Today we begin a new series, Guest Writer Wednesday. The series is a direct response to the outstanding interest in my request for guests posts earlier this week. On most Wednesdays, this series will be in addition to my usual daily post. Check back for my post later on in the day. Limeade from Fiscal Musings heard our request and responded. Not only was his response quicker than we anticipated, the quality set the bar high for all who follow. If you are up for the challenge e-mail me at: . Enough from me, here’s Limeade to tell you what motivates him:
I’m going to share with you the best piece of advice that I’ve received, and it’s what motivates me to keep striving for success. There’s a lot more to learn, but this is the quote that drives me:
“I’d rather live for a few years like most people won’t, to live the rest of my life like most people can’t.”
I heard this quote from a very wealthy presenter in my Entrepreneurship Lecture Series class back at school. It’s probably the one thing that I remember most from my five years in college (certainly not the things from my engineering classes).
Unlike most, I plan on keeping my living expenses as low as possible. It’s far too easy to let your spending habits inflate to the level of your income.
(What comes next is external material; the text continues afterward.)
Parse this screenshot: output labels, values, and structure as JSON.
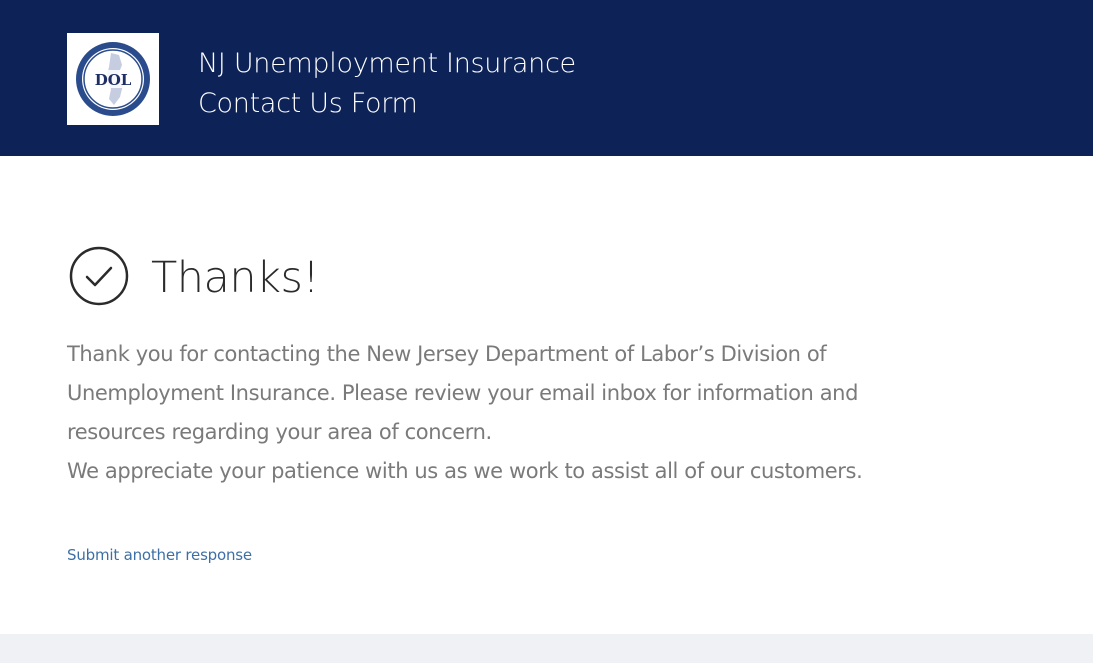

Unlike most, I’m always on the lookout for opportunities to capitalize on in order to increase my income. It’s really easy to become complacent once you’ve landed a “good job” instead of trying to continually push yourself to become better and better.
Unlike most, I’m looking for investments that will provide cash for me to live on. It’s easy to take your paycheck and look for the new car you always wanted, or take the vacation you say you deserve.
I could go on, but there’s a pattern here. I’m not advocating a lifestyle of deprivation, but one of carefully considered priorities. I can be just as happy on a picnic with my wife or watching a movie at home with her as I could be at an upscale restaurant or in a movie theater. I find happiness in spending time with those around me that I care about. It doesn’t matter where I am or what I’m doing. It’s the time that matters. That’s why ” I’d rather live for a few years like most people won’t”. I want to secure for myself what most people can’t have. And that’s “time freedom”.
I had feared that by yielding the floor, I’d be opening up this space for opinions that I’m strongly against. Happily, this is one I can fully endorse. Energi Gal and I prefer to spend time on a Saturday evening cooking a nice candle light dinner with a decently priced bottle of wine. I figure we easily save $50-$75 each time we do this.Once again, if you enjoyed this article read more like it at Fiscal Musings.
I see why there are successfull people in this world. I feel it’s all about the choices we make. Wealth and success are measured in so many ways. Great post.
I’m interested in knowing the timescales envisaged.
How long is the “live like most people won’t” section of your life planned to last?
I agree with this concept. Dave Ramsey talks about it in some of his books. Basically, if you live a few years like other people don’t, you can hopefully save up enough money to put a large down payment on a house, and to live without a car payment (unlike most people!). This alone will save you tons of money and will put a person onto a good financial path.
I don’t even see it as deprivation. Even if I was a multimillionaire, I’d still prefer picnics with my wife over expensive restaurants. Sure, we’d go to some restaurants occasionally, but the primary reason I want riches is for security.